According to the latest ISM data, February’s Production Index decreased by 4 percentage points to 50.3pc compared to January while the backlog of orders Index went up by 4.6 percentage points to 50.3pc from 45.7pc in January.
The Supplier Index increased by 4.4 percentage points to 57.3pc compared to January and the Employment Index also increasing by 0.3 percentage points to 46.9pc. On the other hand, Inventories were down by 2.3 percentage points to 46.5pc, the price index decreased by 7.4 percentage points to 45.9pc, new exports fell by 2.1pc points to 51.2pc, and new imports dropped by 8.7pc points to 42.6pc.
However, the overall sentiment for near-term growth in March was marginally positive as February’s PMI remains above 50pc. Economic activity grew cautiously in February with PMI at 50.1pc, down 0.8pc from January. Four of the 10 subindexes recorded expansion in February, down from six in January.
The data indicated that while prices as well as demand and consumption contracted in February with a decline in production overshadowing the slight increase in employment. Petroleum and coal, transportation equipment, and nonmetallic minerals were among the three industries that reported a decline in growth during the month.
Supply change challenges related to Covid-19’s impact included delayed production resulting in longer lead times, constraints, and increased pricing in some industries, especially, electronics. Long-term supply chain concerns may improve US PMI though, as companies are seeking dual sources stateside just in case their corresponding Chinese sources are affected longer-term.

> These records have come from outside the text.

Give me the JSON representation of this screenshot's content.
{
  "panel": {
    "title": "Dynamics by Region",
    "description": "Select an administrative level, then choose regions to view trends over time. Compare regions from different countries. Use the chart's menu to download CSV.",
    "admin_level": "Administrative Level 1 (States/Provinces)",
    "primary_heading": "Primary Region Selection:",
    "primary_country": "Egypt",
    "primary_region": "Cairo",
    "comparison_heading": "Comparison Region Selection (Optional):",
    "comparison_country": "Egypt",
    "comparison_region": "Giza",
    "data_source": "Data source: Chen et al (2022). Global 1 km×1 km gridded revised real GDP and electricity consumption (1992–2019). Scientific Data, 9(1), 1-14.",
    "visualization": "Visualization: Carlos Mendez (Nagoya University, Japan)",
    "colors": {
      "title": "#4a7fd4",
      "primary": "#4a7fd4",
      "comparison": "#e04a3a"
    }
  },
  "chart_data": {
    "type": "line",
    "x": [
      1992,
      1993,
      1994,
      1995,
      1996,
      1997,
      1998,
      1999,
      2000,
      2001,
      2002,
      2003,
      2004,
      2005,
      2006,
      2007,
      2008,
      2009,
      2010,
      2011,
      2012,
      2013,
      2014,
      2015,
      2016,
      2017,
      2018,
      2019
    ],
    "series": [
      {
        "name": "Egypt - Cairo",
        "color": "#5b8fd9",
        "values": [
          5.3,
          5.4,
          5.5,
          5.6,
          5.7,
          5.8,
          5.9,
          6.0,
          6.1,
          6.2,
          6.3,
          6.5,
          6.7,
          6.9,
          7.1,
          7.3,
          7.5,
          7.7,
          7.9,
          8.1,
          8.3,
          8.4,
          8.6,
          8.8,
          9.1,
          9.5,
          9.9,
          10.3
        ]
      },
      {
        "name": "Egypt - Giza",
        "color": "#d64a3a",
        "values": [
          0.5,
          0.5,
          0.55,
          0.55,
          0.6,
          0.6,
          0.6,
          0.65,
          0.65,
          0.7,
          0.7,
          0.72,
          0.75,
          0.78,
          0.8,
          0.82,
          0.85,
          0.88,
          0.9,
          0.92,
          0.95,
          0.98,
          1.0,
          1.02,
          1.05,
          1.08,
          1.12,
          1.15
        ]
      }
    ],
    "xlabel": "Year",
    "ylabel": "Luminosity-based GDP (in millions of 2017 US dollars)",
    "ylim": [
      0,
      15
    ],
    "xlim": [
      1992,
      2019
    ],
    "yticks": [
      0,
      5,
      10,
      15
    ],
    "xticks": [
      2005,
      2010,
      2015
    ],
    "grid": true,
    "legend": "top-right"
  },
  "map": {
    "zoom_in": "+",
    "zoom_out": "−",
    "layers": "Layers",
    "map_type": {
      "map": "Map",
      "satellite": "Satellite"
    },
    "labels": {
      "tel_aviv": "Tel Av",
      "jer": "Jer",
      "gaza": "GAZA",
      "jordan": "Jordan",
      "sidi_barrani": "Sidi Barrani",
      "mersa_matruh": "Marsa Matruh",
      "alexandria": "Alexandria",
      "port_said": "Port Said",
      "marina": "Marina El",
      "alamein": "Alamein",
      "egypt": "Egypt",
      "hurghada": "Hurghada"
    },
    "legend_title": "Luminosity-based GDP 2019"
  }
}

Overall, the economy continues its 130th straight month of growth, albeit at a slower pace as the manufacturing sector continues to decelerate for the second consecutive month.